At CALDA we can treat Dads who are suffering from postnatal depression. Our highly individualized programs are based on a comprehensive and detailed diagnosis. We perform a detailed clinical-chemical analysis to determine status. We treat the causes, not the symptoms.
Personalized treatment plans are delivered by our team of experts, including specialist therapists, world-leading psychiatrists, and expert nutritionists.
We dedicate our entire expertise and time to one client at a time. Clients are self-payers which ensures absolute secrecy is possible. Clients stay in our luxurious highly private residences overlooking Lake Zurich in a serene and elegant home-from-home environment. We provide a premium full service, including a butler, chef, chauffeur and limousine.
We take care of everything so you can heal quickly, get back to your position within the family and enjoy fatherhood. If you have any questions, we are happy to help you anytime. Simply, get in touch.
- National Childbirth Trust. Feb2018. Viewed 14 July 2022. Postnatal depression in dads: 10 things you should know.
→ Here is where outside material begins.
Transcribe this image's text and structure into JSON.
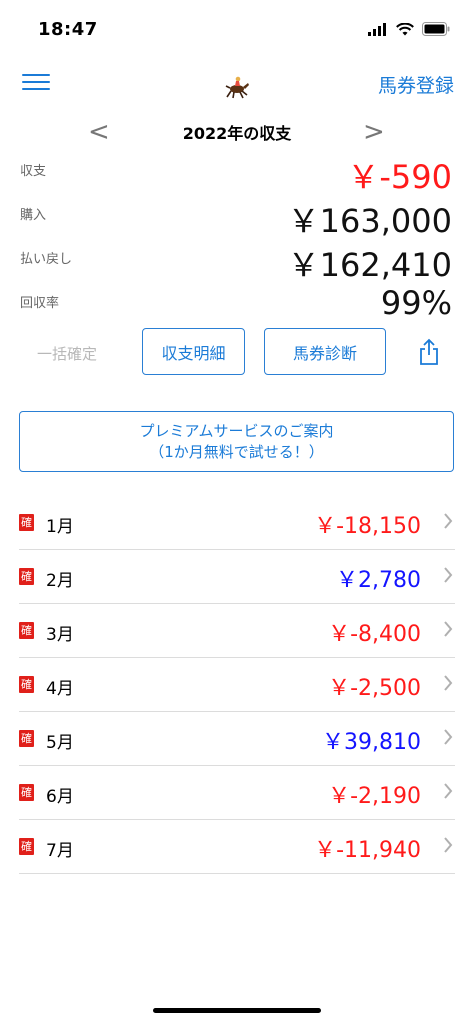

- Kim P, Swain JE. Feb 2007. Sad dads: paternal postpartum depression. Psychiatry (Edgmont).;4(2):35-47.
- O’Hara, Michael & Swain, Annette. 2009. Rates and Risk of Postpartum Depression-a Meta-Analysis. International Review of Psychiatry. 8. 37-54.
- Balaram K, Marwaha R. Jan 2022. Postpartum Blues. [Updated 9 Mar 2022]
- Shahani L. 8 May 2012. A father with postpartum psychosis. BMJ Case Rep: bcr1120115176.
- Carberg, J (Medically fact checked by Langdon, K). Postpartum Depression Statistics. Postpartumdepression.org
- Scarff JR. 1 May 2019. Postpartum Depression in Men. Innovations in Clinical Neuroscience; 16(5-6):11-14.
- Gholipour, B. 14 Jun 2014. 5 Ways Fatherhood Changes a Man’s Brain. Website: livescience.com [accessed 16 July 2022]
- Matthey S, Barnett B, Howie P, Kavanagh DJ. Apr 2003. Diagnosing postpartum depression in mothers and fathers: whatever happened to anxiety? J Affect Disord. 74(2):139-47.
- Weitzman, M. Rosenthal, D.G. Ying-Hua, L. Dec 2011. Paternal Depressive Symptoms and Child Behavioral or Emotional Problems in the United States. Pediatrics 128 (6): 1126–1134.